St Marys Cement, Canada, is doing a sharp about-face on the controversial issue of water testing for its proposed limestone quarry northeast of Carlisle. In a surprise announcement, the company now says it will do pumping tests aimed at proving the feasibility of its its scheme to keep the 10-storey-deep pit dry without affecting area wells, wetlands and streams.
Last January, after the Ministry of the Environment rejected results of a preliminary test, St. Marys refused to repeat it, saying it was confident it could win a quarry licence from the Ministry of Natural Resources, then apply for an Environment Ministry water-taking permit to operate the quarry.
Reversing that position, St. Marys vice-president John Moroz now says the company plans a new testing program next year to “demonstrate the effectiveness of its proposed groundwater recharge system and to ensure that we provide stakeholders with the technical information that will help to make an informed decision about our application.”
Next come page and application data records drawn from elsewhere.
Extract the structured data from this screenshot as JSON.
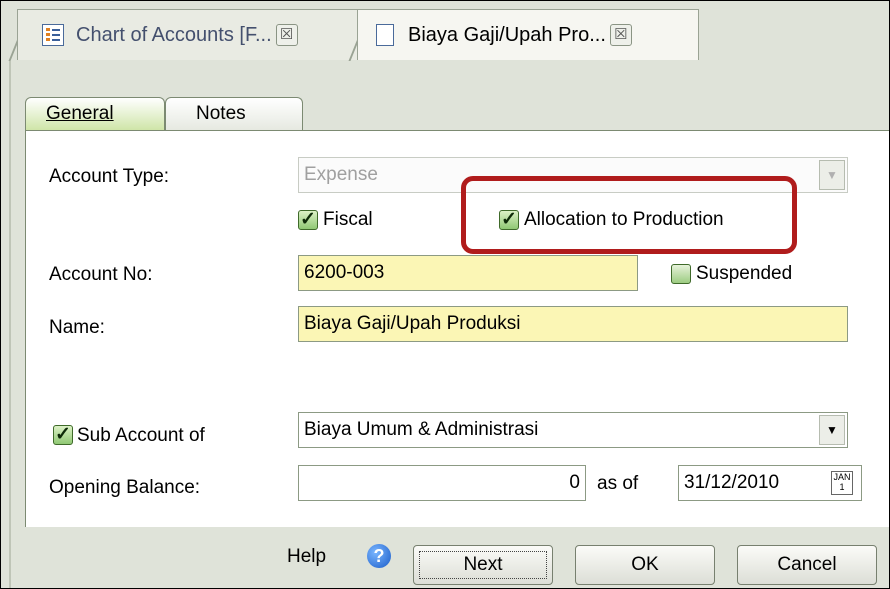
{
  "tabs": [
    {
      "label": "Chart of Accounts [F...",
      "icon": "list-icon",
      "close": "☒"
    },
    {
      "label": "Biaya Gaji/Upah Pro...",
      "icon": "document-icon",
      "close": "☒"
    }
  ],
  "page_tabs": {
    "general": "General",
    "notes": "Notes"
  },
  "form": {
    "account_type_label": "Account Type:",
    "account_type_value": "Expense",
    "fiscal_label": "Fiscal",
    "allocation_label": "Allocation to Production",
    "account_no_label": "Account No:",
    "account_no_value": "6200-003",
    "suspended_label": "Suspended",
    "name_label": "Name:",
    "name_value": "Biaya Gaji/Upah Produksi",
    "sub_account_label": "Sub Account of",
    "sub_account_value": "Biaya Umum & Administrasi",
    "opening_balance_label": "Opening Balance:",
    "opening_balance_value": "0",
    "as_of_label": "as of",
    "as_of_value": "31/12/2010"
  },
  "checks": {
    "fiscal": true,
    "allocation": true,
    "suspended": false,
    "sub_account": true
  },
  "buttons": {
    "help": "Help",
    "help_icon": "?",
    "next": "Next",
    "ok": "OK",
    "cancel": "Cancel"
  },
  "colors": {
    "highlight": "#b01c1c",
    "field_yellow": "#fbf6b5",
    "frame": "#dfe3d9"
  }
}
St. Marys will now need a permit from the Environment Ministry to conduct the tests. It says it will outline its plan early in the new year.